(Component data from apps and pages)
• • • • •

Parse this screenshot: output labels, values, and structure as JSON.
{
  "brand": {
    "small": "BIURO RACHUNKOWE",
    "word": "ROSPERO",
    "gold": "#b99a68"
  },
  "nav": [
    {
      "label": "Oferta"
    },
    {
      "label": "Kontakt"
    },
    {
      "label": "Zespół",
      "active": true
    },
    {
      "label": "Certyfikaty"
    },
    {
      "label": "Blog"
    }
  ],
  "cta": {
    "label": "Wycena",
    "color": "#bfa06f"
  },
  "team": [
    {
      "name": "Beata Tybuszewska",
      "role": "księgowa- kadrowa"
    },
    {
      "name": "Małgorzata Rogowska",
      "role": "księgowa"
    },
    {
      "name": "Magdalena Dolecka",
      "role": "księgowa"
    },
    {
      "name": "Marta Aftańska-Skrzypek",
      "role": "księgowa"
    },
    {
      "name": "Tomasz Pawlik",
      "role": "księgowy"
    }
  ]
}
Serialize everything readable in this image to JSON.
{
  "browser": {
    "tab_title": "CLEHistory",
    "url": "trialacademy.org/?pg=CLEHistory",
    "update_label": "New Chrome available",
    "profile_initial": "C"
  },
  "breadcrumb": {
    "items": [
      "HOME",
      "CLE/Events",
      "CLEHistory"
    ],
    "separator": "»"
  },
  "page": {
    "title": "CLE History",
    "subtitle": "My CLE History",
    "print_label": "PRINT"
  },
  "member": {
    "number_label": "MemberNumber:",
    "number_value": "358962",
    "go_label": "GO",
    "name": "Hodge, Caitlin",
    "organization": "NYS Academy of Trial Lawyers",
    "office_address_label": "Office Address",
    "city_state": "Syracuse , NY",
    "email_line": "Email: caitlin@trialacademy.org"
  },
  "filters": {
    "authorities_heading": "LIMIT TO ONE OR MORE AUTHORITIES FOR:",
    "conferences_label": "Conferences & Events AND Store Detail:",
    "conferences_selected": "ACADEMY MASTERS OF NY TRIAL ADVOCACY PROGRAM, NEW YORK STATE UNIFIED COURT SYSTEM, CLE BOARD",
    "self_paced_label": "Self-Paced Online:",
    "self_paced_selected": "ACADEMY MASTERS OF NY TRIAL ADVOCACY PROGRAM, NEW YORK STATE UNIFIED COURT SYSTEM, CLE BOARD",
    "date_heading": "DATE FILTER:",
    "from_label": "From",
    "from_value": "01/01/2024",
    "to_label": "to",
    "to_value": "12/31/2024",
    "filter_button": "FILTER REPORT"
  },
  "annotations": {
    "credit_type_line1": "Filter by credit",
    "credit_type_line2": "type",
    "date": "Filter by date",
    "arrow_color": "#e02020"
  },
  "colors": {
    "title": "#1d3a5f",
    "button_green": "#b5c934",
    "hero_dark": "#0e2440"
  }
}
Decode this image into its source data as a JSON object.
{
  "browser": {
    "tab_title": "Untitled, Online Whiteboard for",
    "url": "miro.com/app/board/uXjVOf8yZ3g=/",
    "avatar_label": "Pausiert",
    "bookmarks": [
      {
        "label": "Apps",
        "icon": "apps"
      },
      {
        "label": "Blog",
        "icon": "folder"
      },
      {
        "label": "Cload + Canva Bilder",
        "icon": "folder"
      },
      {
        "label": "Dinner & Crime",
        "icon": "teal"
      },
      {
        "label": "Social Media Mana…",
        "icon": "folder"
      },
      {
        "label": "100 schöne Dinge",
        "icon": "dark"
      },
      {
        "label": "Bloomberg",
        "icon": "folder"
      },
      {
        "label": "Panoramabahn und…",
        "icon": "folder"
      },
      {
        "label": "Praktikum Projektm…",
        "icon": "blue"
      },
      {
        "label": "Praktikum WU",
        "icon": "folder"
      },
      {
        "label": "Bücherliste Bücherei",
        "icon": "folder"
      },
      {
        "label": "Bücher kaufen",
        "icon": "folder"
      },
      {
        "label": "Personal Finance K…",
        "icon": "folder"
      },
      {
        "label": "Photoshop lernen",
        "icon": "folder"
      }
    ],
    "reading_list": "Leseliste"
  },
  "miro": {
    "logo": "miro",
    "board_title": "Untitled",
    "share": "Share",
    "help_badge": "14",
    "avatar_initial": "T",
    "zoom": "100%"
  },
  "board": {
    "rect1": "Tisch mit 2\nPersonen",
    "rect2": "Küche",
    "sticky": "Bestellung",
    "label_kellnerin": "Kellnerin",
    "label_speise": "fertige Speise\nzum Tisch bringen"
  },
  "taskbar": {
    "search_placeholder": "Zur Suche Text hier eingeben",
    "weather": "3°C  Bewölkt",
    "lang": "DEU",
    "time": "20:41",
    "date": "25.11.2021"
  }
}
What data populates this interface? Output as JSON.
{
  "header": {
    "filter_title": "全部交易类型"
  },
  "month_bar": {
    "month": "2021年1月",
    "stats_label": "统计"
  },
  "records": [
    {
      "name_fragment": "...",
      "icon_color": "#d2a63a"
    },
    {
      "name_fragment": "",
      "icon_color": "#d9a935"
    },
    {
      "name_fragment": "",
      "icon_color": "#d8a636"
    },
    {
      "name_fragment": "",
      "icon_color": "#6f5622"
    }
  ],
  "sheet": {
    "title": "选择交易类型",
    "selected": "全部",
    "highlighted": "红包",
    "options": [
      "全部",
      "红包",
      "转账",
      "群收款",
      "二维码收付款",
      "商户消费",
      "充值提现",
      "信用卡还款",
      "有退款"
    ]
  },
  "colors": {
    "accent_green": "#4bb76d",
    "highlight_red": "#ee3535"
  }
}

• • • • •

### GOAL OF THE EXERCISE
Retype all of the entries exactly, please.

### OUTPUT
Parse this screenshot: output labels, values, and structure as JSON.
{
  "brand": {
    "small": "BIURO RACHUNKOWE",
    "word": "ROSPERO",
    "gold": "#b99a68"
  },
  "nav": [
    {
      "label": "Oferta"
    },
    {
      "label": "Kontakt"
    },
    {
      "label": "Zespół",
      "active": true
    },
    {
      "label": "Certyfikaty"
    },
    {
      "label": "Blog"
    }
  ],
  "cta": {
    "label": "Wycena",
    "color": "#bfa06f"
  },
  "team": [
    {
      "name": "Beata Tybuszewska",
      "role": "księgowa- kadrowa"
    },
    {
      "name": "Małgorzata Rogowska",
      "role": "księgowa"
    },
    {
      "name": "Magdalena Dolecka",
      "role": "księgowa"
    },
    {
      "name": "Marta Aftańska-Skrzypek",
      "role": "księgowa"
    },
    {
      "name": "Tomasz Pawlik",
      "role": "księgowy"
    }
  ]
}
Serialize everything readable in this image to JSON.
{
  "browser": {
    "tab_title": "CLEHistory",
    "url": "trialacademy.org/?pg=CLEHistory",
    "update_label": "New Chrome available",
    "profile_initial": "C"
  },
  "breadcrumb": {
    "items": [
      "HOME",
      "CLE/Events",
      "CLEHistory"
    ],
    "separator": "»"
  },
  "page": {
    "title": "CLE History",
    "subtitle": "My CLE History",
    "print_label": "PRINT"
  },
  "member": {
    "number_label": "MemberNumber:",
    "number_value": "358962",
    "go_label": "GO",
    "name": "Hodge, Caitlin",
    "organization": "NYS Academy of Trial Lawyers",
    "office_address_label": "Office Address",
    "city_state": "Syracuse , NY",
    "email_line": "Email: caitlin@trialacademy.org"
  },
  "filters": {
    "authorities_heading": "LIMIT TO ONE OR MORE AUTHORITIES FOR:",
    "conferences_label": "Conferences & Events AND Store Detail:",
    "conferences_selected": "ACADEMY MASTERS OF NY TRIAL ADVOCACY PROGRAM, NEW YORK STATE UNIFIED COURT SYSTEM, CLE BOARD",
    "self_paced_label": "Self-Paced Online:",
    "self_paced_selected": "ACADEMY MASTERS OF NY TRIAL ADVOCACY PROGRAM, NEW YORK STATE UNIFIED COURT SYSTEM, CLE BOARD",
    "date_heading": "DATE FILTER:",
    "from_label": "From",
    "from_value": "01/01/2024",
    "to_label": "to",
    "to_value": "12/31/2024",
    "filter_button": "FILTER REPORT"
  },
  "annotations": {
    "credit_type_line1": "Filter by credit",
    "credit_type_line2": "type",
    "date": "Filter by date",
    "arrow_color": "#e02020"
  },
  "colors": {
    "title": "#1d3a5f",
    "button_green": "#b5c934",
    "hero_dark": "#0e2440"
  }
}
Decode this image into its source data as a JSON object.
{
  "browser": {
    "tab_title": "Untitled, Online Whiteboard for",
    "url": "miro.com/app/board/uXjVOf8yZ3g=/",
    "avatar_label": "Pausiert",
    "bookmarks": [
      {
        "label": "Apps",
        "icon": "apps"
      },
      {
        "label": "Blog",
        "icon": "folder"
      },
      {
        "label": "Cload + Canva Bilder",
        "icon": "folder"
      },
      {
        "label": "Dinner & Crime",
        "icon": "teal"
      },
      {
        "label": "Social Media Mana…",
        "icon": "folder"
      },
      {
        "label": "100 schöne Dinge",
        "icon": "dark"
      },
      {
        "label": "Bloomberg",
        "icon": "folder"
      },
      {
        "label": "Panoramabahn und…",
        "icon": "folder"
      },
      {
        "label": "Praktikum Projektm…",
        "icon": "blue"
      },
      {
        "label": "Praktikum WU",
        "icon": "folder"
      },
      {
        "label": "Bücherliste Bücherei",
        "icon": "folder"
      },
      {
        "label": "Bücher kaufen",
        "icon": "folder"
      },
      {
        "label": "Personal Finance K…",
        "icon": "folder"
      },
      {
        "label": "Photoshop lernen",
        "icon": "folder"
      }
    ],
    "reading_list": "Leseliste"
  },
  "miro": {
    "logo": "miro",
    "board_title": "Untitled",
    "share": "Share",
    "help_badge": "14",
    "avatar_initial": "T",
    "zoom": "100%"
  },
  "board": {
    "rect1": "Tisch mit 2\nPersonen",
    "rect2": "Küche",
    "sticky": "Bestellung",
    "label_kellnerin": "Kellnerin",
    "label_speise": "fertige Speise\nzum Tisch bringen"
  },
  "taskbar": {
    "search_placeholder": "Zur Suche Text hier eingeben",
    "weather": "3°C  Bewölkt",
    "lang": "DEU",
    "time": "20:41",
    "date": "25.11.2021"
  }
}
What data populates this interface? Output as JSON.
{
  "header": {
    "filter_title": "全部交易类型"
  },
  "month_bar": {
    "month": "2021年1月",
    "stats_label": "统计"
  },
  "records": [
    {
      "name_fragment": "...",
      "icon_color": "#d2a63a"
    },
    {
      "name_fragment": "",
      "icon_color": "#d9a935"
    },
    {
      "name_fragment": "",
      "icon_color": "#d8a636"
    },
    {
      "name_fragment": "",
      "icon_color": "#6f5622"
    }
  ],
  "sheet": {
    "title": "选择交易类型",
    "selected": "全部",
    "highlighted": "红包",
    "options": [
      "全部",
      "红包",
      "转账",
      "群收款",
      "二维码收付款",
      "商户消费",
      "充值提现",
      "信用卡还款",
      "有退款"
    ]
  },
  "colors": {
    "accent_green": "#4bb76d",
    "highlight_red": "#ee3535"
  }
}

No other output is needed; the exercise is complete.